Hag-Seed by Margaret Atwood
I received this hardcover through my Muse Monthly subscription, along with a signed bookplate and tea hand selected by the author, which was pretty cool! It’s a retelling of Shakespeare’s play The Tempest. It was published in 2016 by Hogarth and is the fourth in the Hogarth Shakespeare series; it follows The Gap of Time by Jeanette Winterson (The Winter’s Tale), Shylock Is My Name by Howard Jacobson (The Merchant of Venice), and Vinegar Girl by Anne Tyler (The Taming of the Shrew) and will also include Macbeth, Othello, King Lear, and Hamlet.

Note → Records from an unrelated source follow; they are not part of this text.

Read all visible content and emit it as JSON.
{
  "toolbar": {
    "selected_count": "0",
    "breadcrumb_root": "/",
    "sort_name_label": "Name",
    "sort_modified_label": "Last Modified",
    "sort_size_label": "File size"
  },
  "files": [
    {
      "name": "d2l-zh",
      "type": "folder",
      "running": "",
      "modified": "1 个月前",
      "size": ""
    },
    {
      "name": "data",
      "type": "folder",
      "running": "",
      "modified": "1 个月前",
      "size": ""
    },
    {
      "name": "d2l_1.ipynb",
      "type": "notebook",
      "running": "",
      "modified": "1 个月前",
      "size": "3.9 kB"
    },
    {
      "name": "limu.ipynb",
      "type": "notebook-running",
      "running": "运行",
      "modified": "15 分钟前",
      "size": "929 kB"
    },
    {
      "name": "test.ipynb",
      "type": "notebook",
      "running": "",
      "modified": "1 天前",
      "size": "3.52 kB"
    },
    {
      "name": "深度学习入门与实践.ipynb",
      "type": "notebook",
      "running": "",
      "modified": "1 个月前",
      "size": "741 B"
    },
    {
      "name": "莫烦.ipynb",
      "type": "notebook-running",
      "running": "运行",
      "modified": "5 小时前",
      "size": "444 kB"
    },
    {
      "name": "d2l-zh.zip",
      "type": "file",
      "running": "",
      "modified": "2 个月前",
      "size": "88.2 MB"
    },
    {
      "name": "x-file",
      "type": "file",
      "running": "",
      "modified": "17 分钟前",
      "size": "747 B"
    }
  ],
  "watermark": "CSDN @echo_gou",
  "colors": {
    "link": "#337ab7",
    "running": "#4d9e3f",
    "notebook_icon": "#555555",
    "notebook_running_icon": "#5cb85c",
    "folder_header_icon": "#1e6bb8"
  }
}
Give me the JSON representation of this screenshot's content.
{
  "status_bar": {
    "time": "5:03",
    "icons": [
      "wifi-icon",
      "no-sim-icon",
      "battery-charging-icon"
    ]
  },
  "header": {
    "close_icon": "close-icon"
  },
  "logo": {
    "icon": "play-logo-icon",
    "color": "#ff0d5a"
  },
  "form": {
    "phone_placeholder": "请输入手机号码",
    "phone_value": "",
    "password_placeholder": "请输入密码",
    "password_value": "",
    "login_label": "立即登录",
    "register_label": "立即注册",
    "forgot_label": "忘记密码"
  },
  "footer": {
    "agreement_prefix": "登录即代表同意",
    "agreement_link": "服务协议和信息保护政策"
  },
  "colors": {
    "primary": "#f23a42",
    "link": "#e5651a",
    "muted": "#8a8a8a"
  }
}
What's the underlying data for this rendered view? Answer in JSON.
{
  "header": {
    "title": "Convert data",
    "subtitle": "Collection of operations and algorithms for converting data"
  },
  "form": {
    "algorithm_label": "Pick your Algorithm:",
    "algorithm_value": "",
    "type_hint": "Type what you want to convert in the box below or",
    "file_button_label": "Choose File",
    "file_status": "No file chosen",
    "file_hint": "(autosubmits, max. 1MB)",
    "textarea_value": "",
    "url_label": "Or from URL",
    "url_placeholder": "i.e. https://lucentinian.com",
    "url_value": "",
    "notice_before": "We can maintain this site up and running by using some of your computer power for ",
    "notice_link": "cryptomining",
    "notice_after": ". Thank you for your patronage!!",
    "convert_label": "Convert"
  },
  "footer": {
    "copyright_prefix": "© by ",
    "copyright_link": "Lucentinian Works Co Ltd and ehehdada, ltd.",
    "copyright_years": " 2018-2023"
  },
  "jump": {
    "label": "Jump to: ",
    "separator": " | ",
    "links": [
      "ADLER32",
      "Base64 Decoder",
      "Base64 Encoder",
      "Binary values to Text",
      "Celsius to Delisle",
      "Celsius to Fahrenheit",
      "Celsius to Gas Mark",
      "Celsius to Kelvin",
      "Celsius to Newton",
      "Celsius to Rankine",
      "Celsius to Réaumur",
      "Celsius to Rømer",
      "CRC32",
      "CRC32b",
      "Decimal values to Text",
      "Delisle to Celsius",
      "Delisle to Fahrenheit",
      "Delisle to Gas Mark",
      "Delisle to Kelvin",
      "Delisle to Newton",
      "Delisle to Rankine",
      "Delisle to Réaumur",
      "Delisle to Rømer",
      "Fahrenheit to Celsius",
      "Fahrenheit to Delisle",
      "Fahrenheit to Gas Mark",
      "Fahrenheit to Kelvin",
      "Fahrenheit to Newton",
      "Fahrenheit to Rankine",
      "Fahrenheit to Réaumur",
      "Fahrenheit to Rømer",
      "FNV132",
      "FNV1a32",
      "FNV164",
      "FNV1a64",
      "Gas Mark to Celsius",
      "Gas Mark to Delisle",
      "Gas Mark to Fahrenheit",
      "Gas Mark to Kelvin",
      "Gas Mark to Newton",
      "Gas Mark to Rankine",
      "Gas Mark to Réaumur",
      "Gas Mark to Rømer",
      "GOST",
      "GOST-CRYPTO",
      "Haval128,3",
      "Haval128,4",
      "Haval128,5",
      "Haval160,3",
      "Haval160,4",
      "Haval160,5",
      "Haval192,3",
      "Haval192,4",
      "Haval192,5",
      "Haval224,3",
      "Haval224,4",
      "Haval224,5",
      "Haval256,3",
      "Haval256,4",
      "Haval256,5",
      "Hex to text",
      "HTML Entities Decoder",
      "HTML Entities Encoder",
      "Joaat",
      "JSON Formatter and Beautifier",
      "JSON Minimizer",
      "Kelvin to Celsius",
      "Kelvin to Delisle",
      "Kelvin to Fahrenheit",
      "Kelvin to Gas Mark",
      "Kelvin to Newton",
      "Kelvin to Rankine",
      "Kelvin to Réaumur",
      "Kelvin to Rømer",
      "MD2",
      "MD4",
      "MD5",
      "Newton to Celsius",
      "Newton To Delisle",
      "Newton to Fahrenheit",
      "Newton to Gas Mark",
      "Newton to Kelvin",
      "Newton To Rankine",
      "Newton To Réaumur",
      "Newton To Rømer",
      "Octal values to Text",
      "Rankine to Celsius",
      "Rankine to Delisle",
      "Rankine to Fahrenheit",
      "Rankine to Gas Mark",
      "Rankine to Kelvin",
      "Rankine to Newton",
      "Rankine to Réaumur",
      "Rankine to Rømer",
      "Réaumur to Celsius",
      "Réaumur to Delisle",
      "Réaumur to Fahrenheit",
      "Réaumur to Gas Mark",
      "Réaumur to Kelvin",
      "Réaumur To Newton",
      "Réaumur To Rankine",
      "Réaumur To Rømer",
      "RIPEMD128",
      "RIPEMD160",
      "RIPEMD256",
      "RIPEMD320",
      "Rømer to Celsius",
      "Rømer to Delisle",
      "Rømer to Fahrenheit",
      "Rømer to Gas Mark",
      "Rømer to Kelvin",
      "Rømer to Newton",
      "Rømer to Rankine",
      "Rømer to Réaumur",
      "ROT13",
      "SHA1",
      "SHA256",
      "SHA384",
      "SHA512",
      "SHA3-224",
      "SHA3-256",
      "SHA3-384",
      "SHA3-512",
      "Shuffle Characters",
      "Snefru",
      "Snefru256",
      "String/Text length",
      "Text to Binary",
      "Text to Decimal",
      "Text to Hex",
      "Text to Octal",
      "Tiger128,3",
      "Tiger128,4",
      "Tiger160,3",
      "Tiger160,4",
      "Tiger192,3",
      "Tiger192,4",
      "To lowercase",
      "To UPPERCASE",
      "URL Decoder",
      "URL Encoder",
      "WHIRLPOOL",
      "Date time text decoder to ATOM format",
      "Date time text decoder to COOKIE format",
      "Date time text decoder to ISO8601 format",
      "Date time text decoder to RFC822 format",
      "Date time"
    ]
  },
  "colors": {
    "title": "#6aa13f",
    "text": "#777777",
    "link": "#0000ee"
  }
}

I confess: I’ve never read anything by Atwood before Hag-Seed. I’d always meant to- I’ve had The Handmaid’s Tale and The Penelopiad on my TBR for ages. But I just never got around to it. And then my Muse Monthly box came, and I love Shakespeare, so I dove in. It follows the exiled stage director Felix, as he begins teaching Shakespeare to a group of inmates and putting on adapted productions with his students. He is haunted by memories- or hallucinations- of his dead daughter Miranda, and by the desire for revenge.
I really wanted to love this book. Unfortunately, it just never grabbed me. Felix was not a compelling main character for me, and I was never able to sympathize with him. The Tempest has always had a certain amount of metatextuality, a dual layer of representation and theatrics, but reading an adaptation of The Tempest while the students analyzed and performed The Tempest was just… a touch too self-aware and referential for my liking, I suppose. The inmates are an indistinguishable blur, and the climax, the final performance, was just too unrealistic for me to enjoy. I think it could be a great companion to a high-school reading of The Tempest, but as an adult reading entirely for my own enjoyment, it just didn’t do it for me.